Despite posting impressive revenue and earnings gains in the first quarter, VF Corp. wasn’t immune to the difficulties of the U.S. retail environment and will be pulling the plug on the Nautica women’s sportswear business as a result.
“Given the consolidation in the department store channel and the challenging environment in the women’s better sportswear category, we were not able to gain critical mass in the category,” Bob Shearer, chief financial officer of VF, said of the Nautica women’s business during a conference call with analysts.
VF acquired Nautica in 2003 and spearheaded the label’s third run at the women’s sportswear market for the fall 2006 season. Eric Wiseman, VF’s president and chief executive officer, said during the call that it “couldn’t have been a worse time” to attempt to move into the segment. The decision of a major customer to reduce its women’s Nautica assortment last year, coupled with retail consolidation and weakening overall market conditions, made gaining traction nearly impossible.
“I think the traditional department store better sportswear lines are really struggling,” said Wiseman. “We really struggled to get a foothold in that space.”
Ultimately, the Nautica women’s business represented a drag on earnings per share of about 5 cents annually, according to the company.
Evidence of the weakening spending power of U.S. consumers showed itself in other areas of VF’s business, and management was clear that it expected economic difficulties to continue throughout 2008. Despite this, executives were equally confident the company’s diversified portfolio of lifestyle brands would allow it to continue to generate earnings and revenue gains for the year and hit earlier guidance of a 9 percent revenue improvement and a 10 percent rise in earnings.
For the three months ended March 31, earnings rose 7.7 percent to $149 million, or $1.33 a share, besting Wall Street analysts’ consensus estimate of $1.29 a share. Comparatively, the company reported earnings of $138.3 million, or $1.20 a share, during the same period a year ago.
Revenues, including royalty income, rose 10.3 percent to $1.85 billion from $1.67 billion. Sales increased 10.4 percent to $1.83 billion from $1.65 billion.
The outdoor segment, home to the Vans, Kipling, Napapijri and The North Face brands, buoyed results for the quarter. Double-digit growth in domestic and international businesses fueled an 18.1 percent increase in revenues to $636.2 million from $538.8 million.
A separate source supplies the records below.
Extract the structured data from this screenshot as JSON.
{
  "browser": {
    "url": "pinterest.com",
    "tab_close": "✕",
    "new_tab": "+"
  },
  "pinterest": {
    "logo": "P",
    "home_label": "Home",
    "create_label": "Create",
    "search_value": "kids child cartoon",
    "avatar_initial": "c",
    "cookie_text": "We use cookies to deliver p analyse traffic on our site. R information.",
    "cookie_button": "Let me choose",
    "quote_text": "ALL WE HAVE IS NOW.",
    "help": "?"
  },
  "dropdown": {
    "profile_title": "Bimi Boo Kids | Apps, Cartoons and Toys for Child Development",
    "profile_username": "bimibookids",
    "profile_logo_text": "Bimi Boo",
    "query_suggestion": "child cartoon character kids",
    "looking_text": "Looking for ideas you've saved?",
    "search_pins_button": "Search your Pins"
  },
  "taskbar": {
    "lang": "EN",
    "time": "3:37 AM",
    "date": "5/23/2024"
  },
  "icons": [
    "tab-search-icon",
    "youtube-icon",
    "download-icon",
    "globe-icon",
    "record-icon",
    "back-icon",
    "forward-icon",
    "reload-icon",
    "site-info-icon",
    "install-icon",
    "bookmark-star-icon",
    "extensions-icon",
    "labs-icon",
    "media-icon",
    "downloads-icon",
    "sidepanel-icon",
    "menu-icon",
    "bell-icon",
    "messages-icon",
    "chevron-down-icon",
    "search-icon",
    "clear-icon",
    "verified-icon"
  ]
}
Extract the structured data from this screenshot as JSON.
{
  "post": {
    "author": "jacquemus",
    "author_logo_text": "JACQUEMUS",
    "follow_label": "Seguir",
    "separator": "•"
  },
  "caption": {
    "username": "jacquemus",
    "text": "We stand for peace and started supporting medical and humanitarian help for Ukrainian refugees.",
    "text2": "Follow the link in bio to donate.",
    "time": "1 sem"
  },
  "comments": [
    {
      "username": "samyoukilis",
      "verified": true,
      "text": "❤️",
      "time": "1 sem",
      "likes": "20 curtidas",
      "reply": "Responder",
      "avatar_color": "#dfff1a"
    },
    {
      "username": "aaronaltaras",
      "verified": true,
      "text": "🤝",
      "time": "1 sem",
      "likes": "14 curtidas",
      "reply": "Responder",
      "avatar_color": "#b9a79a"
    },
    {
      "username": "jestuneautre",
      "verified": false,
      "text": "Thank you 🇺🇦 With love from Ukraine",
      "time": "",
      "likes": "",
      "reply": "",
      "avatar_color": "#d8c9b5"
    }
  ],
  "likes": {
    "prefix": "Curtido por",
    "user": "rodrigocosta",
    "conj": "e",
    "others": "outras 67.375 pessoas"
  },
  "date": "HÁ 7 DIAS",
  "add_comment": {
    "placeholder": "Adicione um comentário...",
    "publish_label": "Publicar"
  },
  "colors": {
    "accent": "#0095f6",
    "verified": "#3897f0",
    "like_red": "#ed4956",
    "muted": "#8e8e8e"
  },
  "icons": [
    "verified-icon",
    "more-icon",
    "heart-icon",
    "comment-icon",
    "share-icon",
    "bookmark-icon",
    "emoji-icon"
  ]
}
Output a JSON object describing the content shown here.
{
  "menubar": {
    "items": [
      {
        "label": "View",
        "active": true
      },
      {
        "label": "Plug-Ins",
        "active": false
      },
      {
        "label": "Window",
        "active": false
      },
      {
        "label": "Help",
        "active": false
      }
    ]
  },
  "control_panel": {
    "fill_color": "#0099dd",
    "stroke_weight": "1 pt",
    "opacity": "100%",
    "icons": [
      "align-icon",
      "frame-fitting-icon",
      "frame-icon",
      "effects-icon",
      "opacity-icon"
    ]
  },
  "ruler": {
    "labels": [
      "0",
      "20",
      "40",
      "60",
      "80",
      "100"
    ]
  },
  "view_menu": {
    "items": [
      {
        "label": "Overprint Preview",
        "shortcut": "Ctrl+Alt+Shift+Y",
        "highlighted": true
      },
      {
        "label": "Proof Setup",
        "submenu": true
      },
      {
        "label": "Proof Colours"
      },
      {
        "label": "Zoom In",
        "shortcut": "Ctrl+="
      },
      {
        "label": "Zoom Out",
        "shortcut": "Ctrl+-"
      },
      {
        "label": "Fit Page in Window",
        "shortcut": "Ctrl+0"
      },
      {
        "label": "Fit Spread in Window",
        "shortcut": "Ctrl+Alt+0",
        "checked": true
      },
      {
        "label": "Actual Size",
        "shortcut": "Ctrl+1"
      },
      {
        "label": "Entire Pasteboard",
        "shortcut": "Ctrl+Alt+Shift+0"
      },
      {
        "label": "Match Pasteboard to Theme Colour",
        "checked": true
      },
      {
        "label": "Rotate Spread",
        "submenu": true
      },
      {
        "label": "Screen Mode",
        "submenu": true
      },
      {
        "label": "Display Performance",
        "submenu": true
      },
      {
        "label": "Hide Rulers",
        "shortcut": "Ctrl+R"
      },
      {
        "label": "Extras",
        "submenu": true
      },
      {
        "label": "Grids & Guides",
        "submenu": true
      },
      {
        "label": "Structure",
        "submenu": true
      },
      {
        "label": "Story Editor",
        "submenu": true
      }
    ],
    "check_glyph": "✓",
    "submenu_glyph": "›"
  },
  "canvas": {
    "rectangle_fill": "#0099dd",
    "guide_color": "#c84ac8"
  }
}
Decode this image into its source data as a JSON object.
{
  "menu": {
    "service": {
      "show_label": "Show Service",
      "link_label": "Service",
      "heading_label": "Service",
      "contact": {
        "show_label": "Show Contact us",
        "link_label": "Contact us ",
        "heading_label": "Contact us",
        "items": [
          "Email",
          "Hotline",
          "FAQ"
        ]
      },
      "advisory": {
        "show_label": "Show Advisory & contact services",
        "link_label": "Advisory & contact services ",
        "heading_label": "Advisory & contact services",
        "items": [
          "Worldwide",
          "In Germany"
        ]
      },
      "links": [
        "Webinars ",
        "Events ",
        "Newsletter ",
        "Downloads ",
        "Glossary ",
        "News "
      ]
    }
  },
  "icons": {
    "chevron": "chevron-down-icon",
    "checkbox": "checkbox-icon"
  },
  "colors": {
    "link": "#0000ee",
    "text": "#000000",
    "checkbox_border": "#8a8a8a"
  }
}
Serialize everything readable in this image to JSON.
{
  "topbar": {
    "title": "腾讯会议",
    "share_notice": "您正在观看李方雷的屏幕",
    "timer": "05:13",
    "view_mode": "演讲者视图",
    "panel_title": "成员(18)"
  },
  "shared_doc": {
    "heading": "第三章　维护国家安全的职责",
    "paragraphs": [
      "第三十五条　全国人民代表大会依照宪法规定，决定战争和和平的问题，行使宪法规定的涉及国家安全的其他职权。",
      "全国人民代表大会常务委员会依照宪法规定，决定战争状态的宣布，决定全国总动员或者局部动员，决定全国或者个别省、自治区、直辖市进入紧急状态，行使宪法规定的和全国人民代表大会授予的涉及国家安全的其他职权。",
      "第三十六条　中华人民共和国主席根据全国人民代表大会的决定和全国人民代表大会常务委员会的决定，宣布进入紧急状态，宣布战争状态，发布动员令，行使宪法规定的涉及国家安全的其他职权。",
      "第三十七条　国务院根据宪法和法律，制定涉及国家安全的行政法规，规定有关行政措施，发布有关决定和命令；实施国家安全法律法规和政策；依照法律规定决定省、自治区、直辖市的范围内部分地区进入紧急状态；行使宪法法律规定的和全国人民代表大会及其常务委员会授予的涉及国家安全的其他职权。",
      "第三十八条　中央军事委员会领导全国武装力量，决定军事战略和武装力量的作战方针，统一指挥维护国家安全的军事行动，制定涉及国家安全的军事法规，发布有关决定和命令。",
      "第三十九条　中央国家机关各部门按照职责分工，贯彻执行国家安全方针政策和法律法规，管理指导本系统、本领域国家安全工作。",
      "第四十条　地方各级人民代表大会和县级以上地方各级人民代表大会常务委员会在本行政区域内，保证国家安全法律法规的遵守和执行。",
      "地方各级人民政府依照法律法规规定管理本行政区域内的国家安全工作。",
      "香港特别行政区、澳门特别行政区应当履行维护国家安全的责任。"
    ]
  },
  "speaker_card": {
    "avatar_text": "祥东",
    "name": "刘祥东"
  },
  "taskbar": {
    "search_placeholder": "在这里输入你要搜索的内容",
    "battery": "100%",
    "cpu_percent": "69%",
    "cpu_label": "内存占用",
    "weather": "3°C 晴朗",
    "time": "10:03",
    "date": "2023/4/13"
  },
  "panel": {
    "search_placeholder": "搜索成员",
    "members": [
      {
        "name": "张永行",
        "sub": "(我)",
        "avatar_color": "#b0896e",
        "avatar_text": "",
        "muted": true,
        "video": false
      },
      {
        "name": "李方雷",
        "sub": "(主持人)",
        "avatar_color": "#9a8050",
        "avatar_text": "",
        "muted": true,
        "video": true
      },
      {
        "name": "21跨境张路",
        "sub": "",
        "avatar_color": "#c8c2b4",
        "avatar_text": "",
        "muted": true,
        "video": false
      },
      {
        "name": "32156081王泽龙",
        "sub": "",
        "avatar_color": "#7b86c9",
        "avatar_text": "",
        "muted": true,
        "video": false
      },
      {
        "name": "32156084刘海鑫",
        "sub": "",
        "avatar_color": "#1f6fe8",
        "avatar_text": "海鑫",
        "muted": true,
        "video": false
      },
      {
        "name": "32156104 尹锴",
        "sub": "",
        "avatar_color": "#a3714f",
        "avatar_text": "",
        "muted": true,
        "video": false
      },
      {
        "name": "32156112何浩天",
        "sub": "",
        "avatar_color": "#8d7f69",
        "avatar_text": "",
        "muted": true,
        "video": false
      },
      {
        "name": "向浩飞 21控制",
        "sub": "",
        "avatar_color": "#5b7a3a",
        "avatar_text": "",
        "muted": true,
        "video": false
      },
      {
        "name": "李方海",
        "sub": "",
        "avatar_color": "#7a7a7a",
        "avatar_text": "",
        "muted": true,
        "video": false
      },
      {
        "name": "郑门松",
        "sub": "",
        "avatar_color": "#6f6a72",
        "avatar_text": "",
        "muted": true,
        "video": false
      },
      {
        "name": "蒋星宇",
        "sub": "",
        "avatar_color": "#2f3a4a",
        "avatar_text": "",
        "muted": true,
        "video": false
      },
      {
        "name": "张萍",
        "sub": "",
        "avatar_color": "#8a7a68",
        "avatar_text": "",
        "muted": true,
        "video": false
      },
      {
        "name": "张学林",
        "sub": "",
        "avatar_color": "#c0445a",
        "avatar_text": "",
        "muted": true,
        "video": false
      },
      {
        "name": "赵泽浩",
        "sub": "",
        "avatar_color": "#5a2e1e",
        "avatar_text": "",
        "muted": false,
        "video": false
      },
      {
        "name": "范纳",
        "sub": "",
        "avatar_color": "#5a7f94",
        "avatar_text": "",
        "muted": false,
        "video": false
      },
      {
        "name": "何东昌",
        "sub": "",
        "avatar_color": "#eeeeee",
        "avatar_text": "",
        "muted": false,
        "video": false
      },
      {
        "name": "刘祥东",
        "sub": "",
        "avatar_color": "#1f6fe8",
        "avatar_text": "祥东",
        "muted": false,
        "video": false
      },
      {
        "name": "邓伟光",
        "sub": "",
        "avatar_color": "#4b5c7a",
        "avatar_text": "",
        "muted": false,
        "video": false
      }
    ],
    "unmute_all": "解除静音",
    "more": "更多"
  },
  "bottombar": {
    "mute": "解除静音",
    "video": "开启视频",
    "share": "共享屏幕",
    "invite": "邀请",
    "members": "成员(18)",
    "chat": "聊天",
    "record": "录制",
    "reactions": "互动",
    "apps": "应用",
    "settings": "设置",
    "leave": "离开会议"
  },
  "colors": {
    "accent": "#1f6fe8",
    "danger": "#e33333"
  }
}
Wiseman said he expects the outdoor business to grow in the midteens for the remainder of the year.
Imagewear revenues were aided by a $35 million boost stemming from the acquisition of Majestic Athletic. Imagewear revenues rose 15.6 percent to $247 million from $213.7 million.
VF’s newest coalition, contemporary brands, posted volume of $96 million, driven primarily by the Seven For All Mankind premium denim label.
Jeanswear, the company’s largest and oldest segment, along with the sportswear segment, took the biggest hit from the weak domestic retail environment. Jeanswear revenues fell 6.4 percent to $712.2 million from $760.8 million.
“The first quarter is not representative of what we expect from our jeanswear business for the rest of the year,” said Wiseman.
During the quarter, Wiseman said consumers in the mass and midtier levels had migrated to lower-priced products.
“In times like this, some consumers flock to more value price points. That happens in every channel of distribution,” he said. “That’s not where our strong brands exist, nor is it where we want them to exist.”
Retailers also tightened up inventory levels and were more conservative with their orders.
Sportswear volume fell 10.9 percent to $132.2 million from $148.4 million, again due in large part to the Nautica business. Kipling and John Varvatos saw higher revenues during the quarter.
Management anticipates that the outdoor and contemporary brands segments, along with strength in international markets such as China and India, will still allow VF to meet its goals for the year with more consistent performance in the second half. As Wiseman noted, a difficult year in the domestic market had been anticipated.
“The bad news is that we were right,” he said. “The good news is that we were right and we planned accordingly.”
He added that, while he expected conditions to remain difficult, management isn’t expecting things to get worse.